- Opening Delimiter -

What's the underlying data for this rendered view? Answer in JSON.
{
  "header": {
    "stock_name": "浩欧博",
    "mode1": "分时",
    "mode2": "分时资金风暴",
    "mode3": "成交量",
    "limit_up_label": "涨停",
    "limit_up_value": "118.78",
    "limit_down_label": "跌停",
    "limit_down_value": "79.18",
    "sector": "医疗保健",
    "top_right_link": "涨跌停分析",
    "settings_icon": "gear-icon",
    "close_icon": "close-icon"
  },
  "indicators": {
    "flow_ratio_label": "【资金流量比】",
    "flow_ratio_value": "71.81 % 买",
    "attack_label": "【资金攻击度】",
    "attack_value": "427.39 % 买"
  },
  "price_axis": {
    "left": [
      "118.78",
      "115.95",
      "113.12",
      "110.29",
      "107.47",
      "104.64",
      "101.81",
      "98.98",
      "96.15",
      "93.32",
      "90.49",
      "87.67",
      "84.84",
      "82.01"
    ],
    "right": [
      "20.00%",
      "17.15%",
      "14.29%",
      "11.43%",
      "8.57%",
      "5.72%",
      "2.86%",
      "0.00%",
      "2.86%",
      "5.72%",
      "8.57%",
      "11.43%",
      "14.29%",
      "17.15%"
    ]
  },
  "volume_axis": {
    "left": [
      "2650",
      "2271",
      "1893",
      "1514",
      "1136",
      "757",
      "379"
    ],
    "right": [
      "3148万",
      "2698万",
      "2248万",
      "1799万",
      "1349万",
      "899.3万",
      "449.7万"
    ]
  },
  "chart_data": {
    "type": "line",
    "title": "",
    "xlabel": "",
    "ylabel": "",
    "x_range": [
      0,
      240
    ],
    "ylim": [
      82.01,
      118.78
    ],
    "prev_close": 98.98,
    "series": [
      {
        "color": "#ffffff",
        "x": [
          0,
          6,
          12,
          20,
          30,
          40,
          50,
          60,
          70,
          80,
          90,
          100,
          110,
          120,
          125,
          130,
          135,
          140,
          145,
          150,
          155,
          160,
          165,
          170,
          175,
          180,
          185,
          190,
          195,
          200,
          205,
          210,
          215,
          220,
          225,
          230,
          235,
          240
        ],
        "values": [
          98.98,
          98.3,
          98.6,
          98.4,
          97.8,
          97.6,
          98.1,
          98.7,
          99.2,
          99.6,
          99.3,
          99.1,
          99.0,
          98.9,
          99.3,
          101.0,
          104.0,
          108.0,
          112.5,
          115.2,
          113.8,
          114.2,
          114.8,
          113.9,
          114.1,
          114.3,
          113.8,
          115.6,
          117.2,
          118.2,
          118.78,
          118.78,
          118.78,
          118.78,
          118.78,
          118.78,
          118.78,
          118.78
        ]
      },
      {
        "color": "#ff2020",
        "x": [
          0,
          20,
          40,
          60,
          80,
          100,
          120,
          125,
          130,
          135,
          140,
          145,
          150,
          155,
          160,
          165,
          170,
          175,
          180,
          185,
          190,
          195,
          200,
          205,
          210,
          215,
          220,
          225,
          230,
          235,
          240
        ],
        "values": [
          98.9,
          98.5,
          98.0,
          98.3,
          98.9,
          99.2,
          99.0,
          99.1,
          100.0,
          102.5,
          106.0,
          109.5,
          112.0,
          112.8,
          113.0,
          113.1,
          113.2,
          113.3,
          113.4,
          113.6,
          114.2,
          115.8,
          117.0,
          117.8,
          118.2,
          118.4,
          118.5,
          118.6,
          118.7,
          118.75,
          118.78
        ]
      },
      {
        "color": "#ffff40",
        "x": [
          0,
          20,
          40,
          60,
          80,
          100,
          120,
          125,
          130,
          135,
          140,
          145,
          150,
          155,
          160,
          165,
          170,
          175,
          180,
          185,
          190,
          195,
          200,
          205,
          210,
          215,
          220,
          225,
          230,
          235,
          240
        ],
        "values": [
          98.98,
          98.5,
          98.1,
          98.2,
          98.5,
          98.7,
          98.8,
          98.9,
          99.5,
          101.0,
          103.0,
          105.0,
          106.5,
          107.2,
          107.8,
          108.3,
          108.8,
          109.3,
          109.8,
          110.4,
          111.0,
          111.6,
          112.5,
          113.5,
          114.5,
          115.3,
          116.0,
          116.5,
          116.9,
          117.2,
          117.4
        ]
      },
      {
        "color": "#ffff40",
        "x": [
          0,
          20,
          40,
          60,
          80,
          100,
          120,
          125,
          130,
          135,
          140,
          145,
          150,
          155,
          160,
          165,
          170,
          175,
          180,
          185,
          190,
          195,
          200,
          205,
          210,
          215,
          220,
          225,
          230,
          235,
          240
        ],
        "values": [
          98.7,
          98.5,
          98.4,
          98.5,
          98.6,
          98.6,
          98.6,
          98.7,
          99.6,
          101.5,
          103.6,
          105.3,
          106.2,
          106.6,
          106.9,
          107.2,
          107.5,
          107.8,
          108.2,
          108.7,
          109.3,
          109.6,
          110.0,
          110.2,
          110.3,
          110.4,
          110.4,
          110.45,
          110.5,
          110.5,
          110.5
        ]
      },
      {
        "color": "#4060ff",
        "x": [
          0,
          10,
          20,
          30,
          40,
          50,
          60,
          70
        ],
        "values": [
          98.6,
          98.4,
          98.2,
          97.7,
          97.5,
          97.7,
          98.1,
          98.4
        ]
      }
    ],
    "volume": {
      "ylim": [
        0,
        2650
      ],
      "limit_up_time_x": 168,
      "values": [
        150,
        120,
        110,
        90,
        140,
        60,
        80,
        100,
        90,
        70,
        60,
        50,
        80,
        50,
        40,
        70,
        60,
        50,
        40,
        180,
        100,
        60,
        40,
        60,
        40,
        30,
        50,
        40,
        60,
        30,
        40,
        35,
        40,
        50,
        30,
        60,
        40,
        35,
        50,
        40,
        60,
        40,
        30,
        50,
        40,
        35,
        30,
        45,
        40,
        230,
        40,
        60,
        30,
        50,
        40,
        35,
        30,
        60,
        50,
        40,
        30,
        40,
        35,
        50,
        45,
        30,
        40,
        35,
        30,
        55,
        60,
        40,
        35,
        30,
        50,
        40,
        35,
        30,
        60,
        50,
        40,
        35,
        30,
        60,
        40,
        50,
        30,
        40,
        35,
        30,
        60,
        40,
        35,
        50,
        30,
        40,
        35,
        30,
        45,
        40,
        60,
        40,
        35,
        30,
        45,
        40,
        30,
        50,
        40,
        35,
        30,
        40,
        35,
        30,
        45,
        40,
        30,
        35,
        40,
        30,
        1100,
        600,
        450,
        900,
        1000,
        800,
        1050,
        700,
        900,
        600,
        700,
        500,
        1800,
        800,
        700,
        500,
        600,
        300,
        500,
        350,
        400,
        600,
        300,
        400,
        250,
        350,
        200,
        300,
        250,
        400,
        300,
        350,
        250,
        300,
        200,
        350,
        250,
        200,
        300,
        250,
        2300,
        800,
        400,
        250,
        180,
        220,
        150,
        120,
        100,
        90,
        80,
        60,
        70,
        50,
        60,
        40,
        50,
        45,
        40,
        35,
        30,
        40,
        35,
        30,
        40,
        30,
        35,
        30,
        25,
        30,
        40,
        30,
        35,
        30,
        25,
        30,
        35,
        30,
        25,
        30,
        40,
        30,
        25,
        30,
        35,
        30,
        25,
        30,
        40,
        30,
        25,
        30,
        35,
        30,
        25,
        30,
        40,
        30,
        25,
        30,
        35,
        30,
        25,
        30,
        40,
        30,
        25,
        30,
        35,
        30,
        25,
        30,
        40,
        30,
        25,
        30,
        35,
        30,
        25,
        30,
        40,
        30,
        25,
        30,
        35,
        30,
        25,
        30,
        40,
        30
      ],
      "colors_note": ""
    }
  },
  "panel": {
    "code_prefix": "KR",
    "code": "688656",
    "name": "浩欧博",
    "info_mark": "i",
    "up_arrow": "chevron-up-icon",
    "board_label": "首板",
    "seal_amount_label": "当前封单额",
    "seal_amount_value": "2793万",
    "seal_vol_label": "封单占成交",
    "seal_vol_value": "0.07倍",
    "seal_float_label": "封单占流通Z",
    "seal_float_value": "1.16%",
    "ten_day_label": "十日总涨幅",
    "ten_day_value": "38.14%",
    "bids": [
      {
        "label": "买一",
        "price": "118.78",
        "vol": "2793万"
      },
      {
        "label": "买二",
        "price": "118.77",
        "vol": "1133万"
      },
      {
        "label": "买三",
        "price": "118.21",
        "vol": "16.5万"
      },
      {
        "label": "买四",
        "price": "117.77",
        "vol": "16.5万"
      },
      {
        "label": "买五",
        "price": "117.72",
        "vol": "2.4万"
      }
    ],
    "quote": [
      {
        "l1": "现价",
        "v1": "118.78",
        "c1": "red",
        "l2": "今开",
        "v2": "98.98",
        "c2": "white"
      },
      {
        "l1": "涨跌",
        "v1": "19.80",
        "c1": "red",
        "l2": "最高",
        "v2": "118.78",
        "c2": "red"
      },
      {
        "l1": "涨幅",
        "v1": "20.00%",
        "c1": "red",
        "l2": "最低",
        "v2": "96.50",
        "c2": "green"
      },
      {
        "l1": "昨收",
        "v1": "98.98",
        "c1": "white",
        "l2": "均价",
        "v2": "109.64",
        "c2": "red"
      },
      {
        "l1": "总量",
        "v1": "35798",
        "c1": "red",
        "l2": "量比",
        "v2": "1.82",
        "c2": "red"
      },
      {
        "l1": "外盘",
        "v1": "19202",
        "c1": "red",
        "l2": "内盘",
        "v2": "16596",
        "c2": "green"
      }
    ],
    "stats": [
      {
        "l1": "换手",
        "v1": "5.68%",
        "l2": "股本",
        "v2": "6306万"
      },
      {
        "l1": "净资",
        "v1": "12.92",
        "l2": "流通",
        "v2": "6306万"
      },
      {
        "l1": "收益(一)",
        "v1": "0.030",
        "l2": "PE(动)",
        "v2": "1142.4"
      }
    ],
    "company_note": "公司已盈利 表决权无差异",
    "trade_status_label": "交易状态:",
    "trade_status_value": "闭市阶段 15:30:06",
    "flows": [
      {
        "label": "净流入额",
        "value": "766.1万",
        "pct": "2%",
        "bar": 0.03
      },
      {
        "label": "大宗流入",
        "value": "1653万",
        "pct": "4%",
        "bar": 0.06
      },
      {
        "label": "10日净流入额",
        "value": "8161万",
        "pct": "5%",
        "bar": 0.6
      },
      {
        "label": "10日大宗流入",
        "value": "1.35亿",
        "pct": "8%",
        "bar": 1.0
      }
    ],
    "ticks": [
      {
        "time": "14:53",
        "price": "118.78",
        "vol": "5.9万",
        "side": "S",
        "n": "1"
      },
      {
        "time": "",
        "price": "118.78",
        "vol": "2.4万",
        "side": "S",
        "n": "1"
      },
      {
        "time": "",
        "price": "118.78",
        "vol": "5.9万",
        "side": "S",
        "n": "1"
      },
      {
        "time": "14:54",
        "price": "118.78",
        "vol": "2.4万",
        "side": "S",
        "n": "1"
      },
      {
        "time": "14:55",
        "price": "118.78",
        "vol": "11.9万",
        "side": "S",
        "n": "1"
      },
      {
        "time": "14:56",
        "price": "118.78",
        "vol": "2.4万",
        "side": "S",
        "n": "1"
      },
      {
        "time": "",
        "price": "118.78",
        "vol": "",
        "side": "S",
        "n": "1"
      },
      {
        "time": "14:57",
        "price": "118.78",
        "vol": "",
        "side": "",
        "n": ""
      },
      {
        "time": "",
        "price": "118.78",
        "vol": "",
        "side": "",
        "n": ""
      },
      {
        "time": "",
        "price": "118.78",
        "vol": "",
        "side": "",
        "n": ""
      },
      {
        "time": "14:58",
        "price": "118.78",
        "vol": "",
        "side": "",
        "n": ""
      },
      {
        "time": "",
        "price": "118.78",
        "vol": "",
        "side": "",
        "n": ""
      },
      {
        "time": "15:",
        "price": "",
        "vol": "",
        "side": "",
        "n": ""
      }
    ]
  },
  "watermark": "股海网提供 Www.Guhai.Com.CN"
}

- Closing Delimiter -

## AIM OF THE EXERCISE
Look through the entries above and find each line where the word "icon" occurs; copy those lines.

## YOUR RESPONSE
    "settings_icon": "gear-icon",
    "close_icon": "close-icon"
    "up_arrow": "chevron-up-icon",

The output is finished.